Give the number of lines below that hold the string "JSON", and nothing more.

---------- TASK INPUTS

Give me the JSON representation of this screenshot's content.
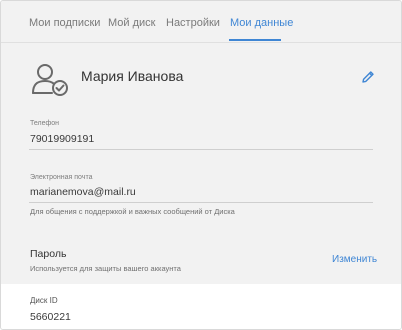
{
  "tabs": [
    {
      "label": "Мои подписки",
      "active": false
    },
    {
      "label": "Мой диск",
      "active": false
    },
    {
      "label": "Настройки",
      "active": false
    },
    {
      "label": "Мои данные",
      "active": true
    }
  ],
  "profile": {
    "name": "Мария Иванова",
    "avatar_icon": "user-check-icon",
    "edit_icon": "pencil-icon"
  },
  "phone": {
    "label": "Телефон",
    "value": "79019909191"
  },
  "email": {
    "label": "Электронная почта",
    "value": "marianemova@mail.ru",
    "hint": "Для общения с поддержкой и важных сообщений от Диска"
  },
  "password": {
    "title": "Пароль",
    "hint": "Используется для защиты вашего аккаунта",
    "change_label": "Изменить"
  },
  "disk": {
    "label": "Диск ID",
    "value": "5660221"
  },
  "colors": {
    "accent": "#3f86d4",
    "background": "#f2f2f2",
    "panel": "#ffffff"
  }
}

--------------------
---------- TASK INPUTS

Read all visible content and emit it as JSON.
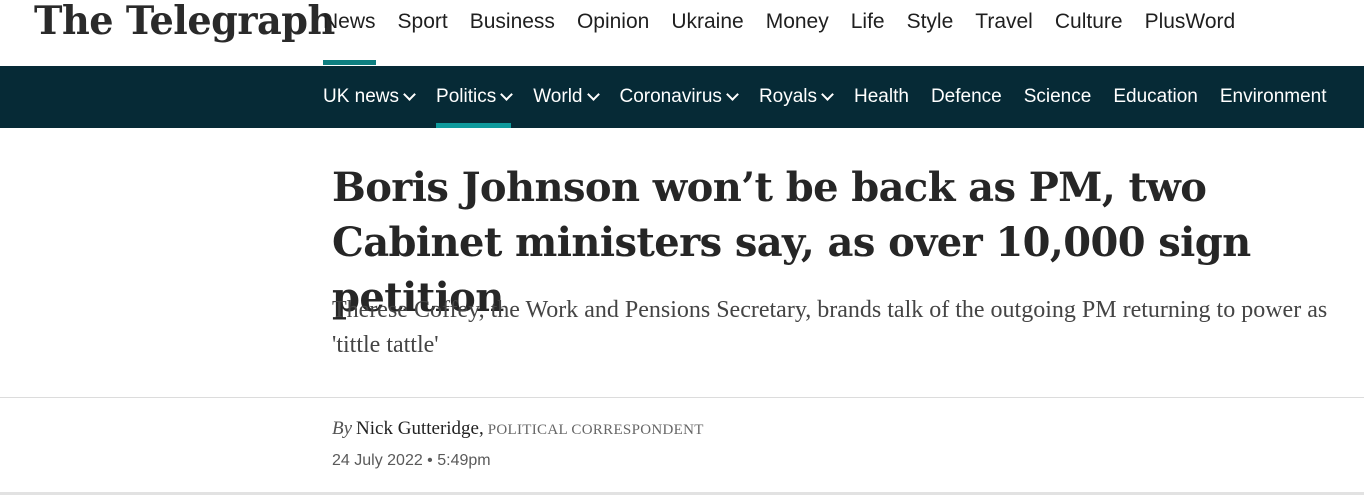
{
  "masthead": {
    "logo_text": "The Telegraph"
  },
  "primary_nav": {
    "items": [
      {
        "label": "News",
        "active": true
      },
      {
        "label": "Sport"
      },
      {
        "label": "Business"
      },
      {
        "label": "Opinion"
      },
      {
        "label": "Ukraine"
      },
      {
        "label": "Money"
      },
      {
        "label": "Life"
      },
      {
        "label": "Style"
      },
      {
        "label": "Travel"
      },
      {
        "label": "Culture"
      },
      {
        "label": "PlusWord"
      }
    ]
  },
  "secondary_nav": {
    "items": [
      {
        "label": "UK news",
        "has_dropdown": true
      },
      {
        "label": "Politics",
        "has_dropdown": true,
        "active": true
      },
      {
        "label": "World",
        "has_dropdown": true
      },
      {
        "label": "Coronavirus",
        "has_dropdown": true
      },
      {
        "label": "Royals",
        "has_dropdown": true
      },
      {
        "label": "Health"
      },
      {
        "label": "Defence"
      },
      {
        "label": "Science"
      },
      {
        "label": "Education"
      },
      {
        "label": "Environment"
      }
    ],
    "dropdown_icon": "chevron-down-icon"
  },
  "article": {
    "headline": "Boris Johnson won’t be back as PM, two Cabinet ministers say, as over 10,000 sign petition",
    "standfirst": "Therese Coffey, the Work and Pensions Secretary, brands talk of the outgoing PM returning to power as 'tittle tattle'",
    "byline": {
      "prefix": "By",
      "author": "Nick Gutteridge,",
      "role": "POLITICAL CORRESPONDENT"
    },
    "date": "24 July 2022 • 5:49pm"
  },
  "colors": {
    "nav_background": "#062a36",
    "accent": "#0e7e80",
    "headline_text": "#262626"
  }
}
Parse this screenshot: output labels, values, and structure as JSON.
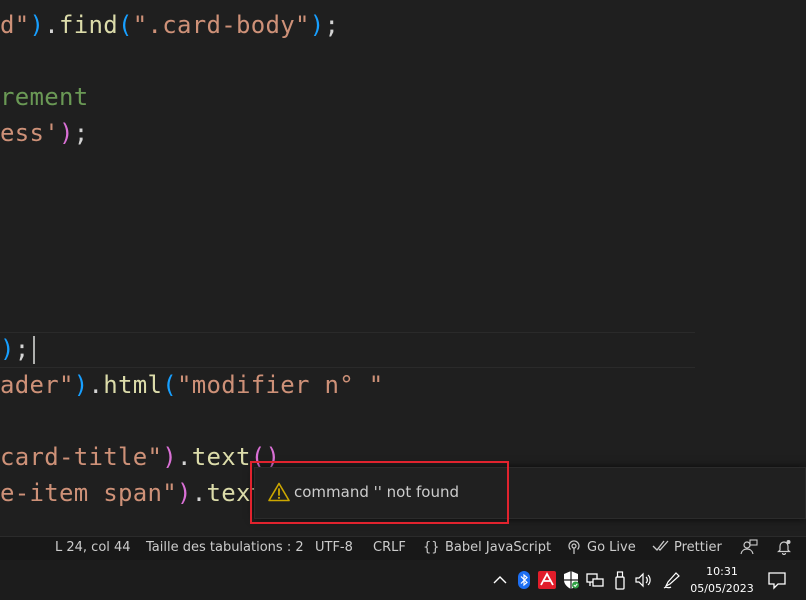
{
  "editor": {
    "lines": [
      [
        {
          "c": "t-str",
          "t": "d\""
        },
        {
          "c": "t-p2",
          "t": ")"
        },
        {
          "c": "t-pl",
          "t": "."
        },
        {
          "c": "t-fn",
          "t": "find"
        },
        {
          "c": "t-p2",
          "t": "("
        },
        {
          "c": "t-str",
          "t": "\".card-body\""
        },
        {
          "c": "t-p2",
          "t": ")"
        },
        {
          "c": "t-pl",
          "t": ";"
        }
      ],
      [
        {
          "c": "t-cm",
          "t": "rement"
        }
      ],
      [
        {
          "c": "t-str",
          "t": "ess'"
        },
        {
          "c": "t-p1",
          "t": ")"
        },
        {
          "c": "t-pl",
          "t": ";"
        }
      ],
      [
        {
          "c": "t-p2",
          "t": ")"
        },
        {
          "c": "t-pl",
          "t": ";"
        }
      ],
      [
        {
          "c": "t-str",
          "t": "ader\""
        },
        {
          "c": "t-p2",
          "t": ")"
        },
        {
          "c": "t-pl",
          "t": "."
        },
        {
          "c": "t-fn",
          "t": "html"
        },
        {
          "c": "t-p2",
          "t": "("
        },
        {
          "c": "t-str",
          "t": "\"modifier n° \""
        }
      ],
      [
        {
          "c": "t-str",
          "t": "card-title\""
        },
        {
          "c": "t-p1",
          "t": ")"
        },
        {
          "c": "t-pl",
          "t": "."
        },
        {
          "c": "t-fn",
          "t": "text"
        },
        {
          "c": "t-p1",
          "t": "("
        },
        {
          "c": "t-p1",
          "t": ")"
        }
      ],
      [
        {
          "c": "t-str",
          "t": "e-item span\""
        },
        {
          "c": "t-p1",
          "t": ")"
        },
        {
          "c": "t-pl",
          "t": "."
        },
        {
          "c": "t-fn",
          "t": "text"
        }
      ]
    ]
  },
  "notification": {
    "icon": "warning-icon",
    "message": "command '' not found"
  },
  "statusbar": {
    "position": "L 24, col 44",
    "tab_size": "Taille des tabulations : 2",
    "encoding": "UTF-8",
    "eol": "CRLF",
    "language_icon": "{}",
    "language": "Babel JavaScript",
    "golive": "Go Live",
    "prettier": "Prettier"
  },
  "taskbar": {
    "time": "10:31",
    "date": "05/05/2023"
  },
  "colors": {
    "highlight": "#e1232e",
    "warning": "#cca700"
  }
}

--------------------

■ **EXERCISE RESPONSE**
3